BBC News | Taipei to embrace net telephones The city of Taipei, in Taiwan, could have 200,000 people making phone calls using wi-fi by the end of 2006. Ten companies are pushing a “Taipei Easy Call” initiative which involves mobiles which can switch between calls using wi-fi and the phone network. “If this is successful, then the model could be copied in cities elsewhere in the world,” said Daniel Wongg, of the Taipei Computer Association. The wi-fi mobiles provide a cheaper alternative to mobile phone calls.
Dr Huichuan Liu, former Chair of Department of Information and Communication at TamKang University arranged a 3-hour meeting of 8 telecom policy-regulation researchers at the downtown campus of TamKang. Six researchers attended the session and participated actively: Professor Yu-Li Liu, National Chengchi U, Dept of Radio TV; Asst Professor Kuo-Feng Tseng, National Chengchi U, Dept of Radio TV; Associate Professor Eunice Hsian-Hui Wang,Yuan Ze U, Dept of Information Communication; Asst Professor Ying-Hsun Wang, TamKang U, Dept of Information and Communication; Assoc Professor Huichuan Liu, TamKang U, Dept of Information and Communication; Dr YunTsai Jessica Chou, Chairperson, Research Development and Evaluation Commission, Taipei City Government. A photo of the researchers who remained until the very end of the session Given the fact that is in the process of enacting legislation to create a National Communication Commission, LIRNEasia work was of particular interest, especially to the attendees who serve on the committee working on the legislation. Dr Chou arranged for a visit of the Taipei City Government’s WiFi project, which is reported on here.

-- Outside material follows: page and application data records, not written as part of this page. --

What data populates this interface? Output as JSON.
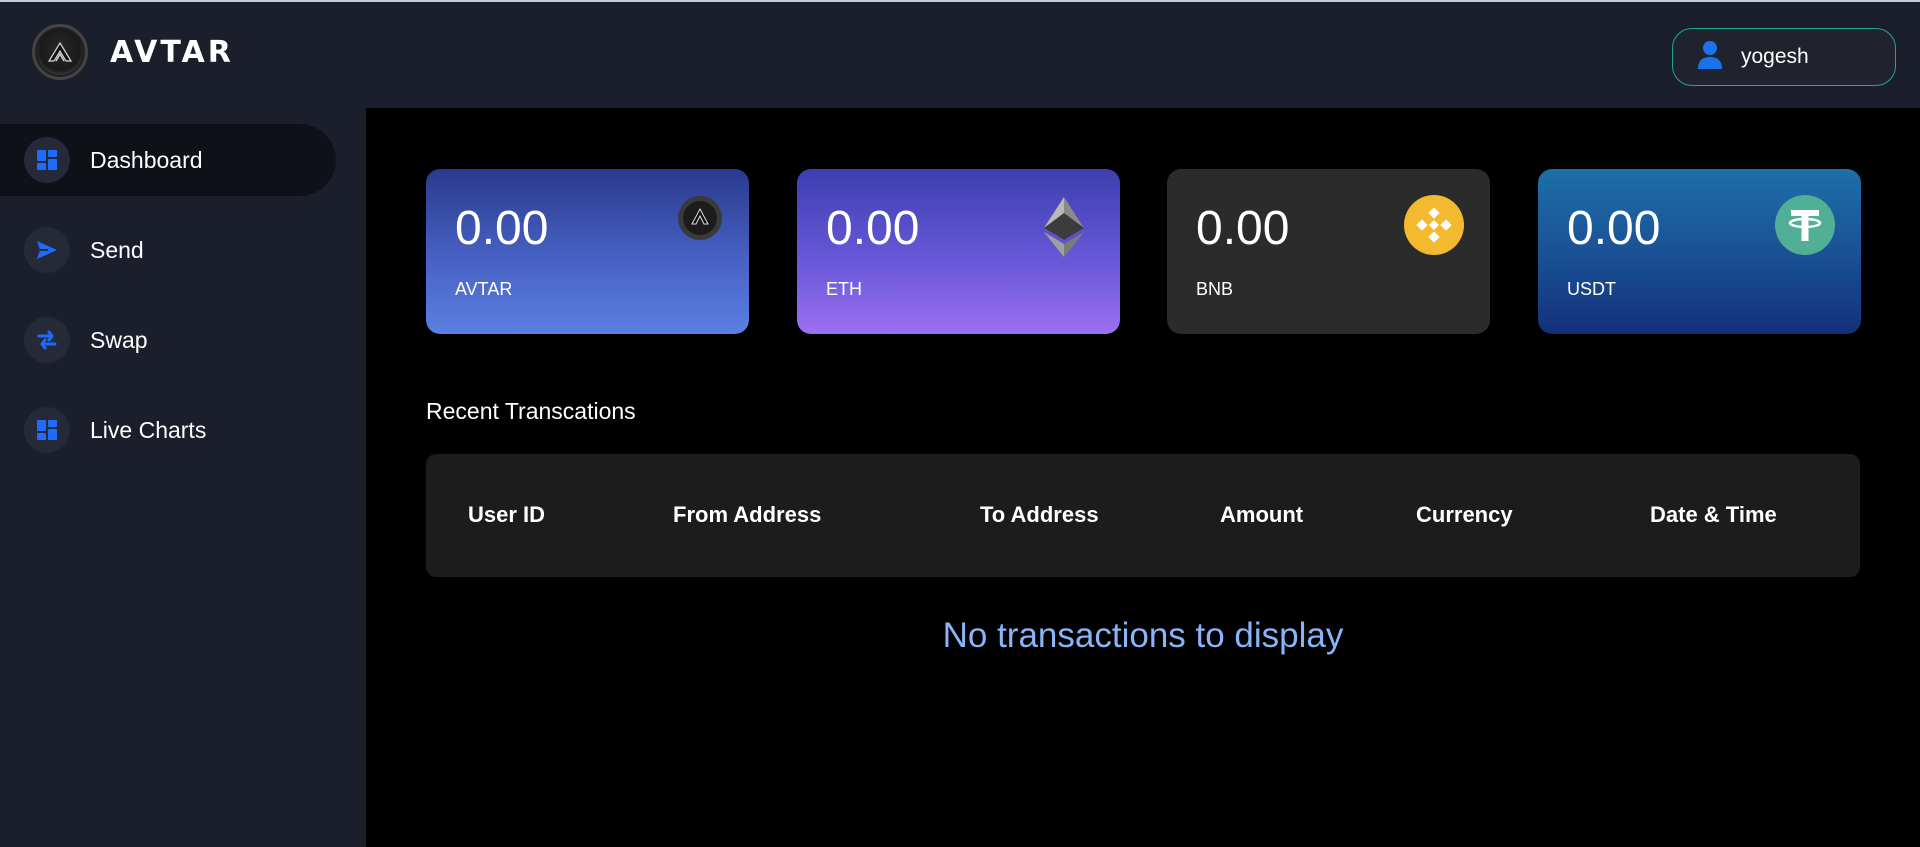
{
  "app": {
    "brand": "AVTAR"
  },
  "user": {
    "name": "yogesh",
    "icon": "user-icon",
    "accent": "#1fa98a"
  },
  "sidebar": {
    "items": [
      {
        "label": "Dashboard",
        "icon": "dashboard-icon",
        "active": true
      },
      {
        "label": "Send",
        "icon": "send-icon",
        "active": false
      },
      {
        "label": "Swap",
        "icon": "swap-icon",
        "active": false
      },
      {
        "label": "Live Charts",
        "icon": "dashboard-icon",
        "active": false
      }
    ]
  },
  "balances": [
    {
      "value": "0.00",
      "symbol": "AVTAR",
      "icon": "avtar-coin-icon"
    },
    {
      "value": "0.00",
      "symbol": "ETH",
      "icon": "ethereum-icon"
    },
    {
      "value": "0.00",
      "symbol": "BNB",
      "icon": "binance-icon",
      "color": "#f3ba2f"
    },
    {
      "value": "0.00",
      "symbol": "USDT",
      "icon": "tether-icon",
      "color": "#50af95"
    }
  ],
  "transactions": {
    "title": "Recent Transcations",
    "columns": [
      "User ID",
      "From Address",
      "To Address",
      "Amount",
      "Currency",
      "Date & Time"
    ],
    "rows": [],
    "empty_text": "No transactions to display",
    "empty_color": "#8ab4f8"
  }
}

a speech by Executive Director Rohan Samarajiva In one of my intemperate moments I’ve said that Asia is a category that is of use only to international bureaucrats. There is little that the entire region holds in common. This is the area that has the largest concentration of poor people in the world. Asia is seen, however, as driving the world economy. The Asian Tigers, and the Juggernauts of China and India.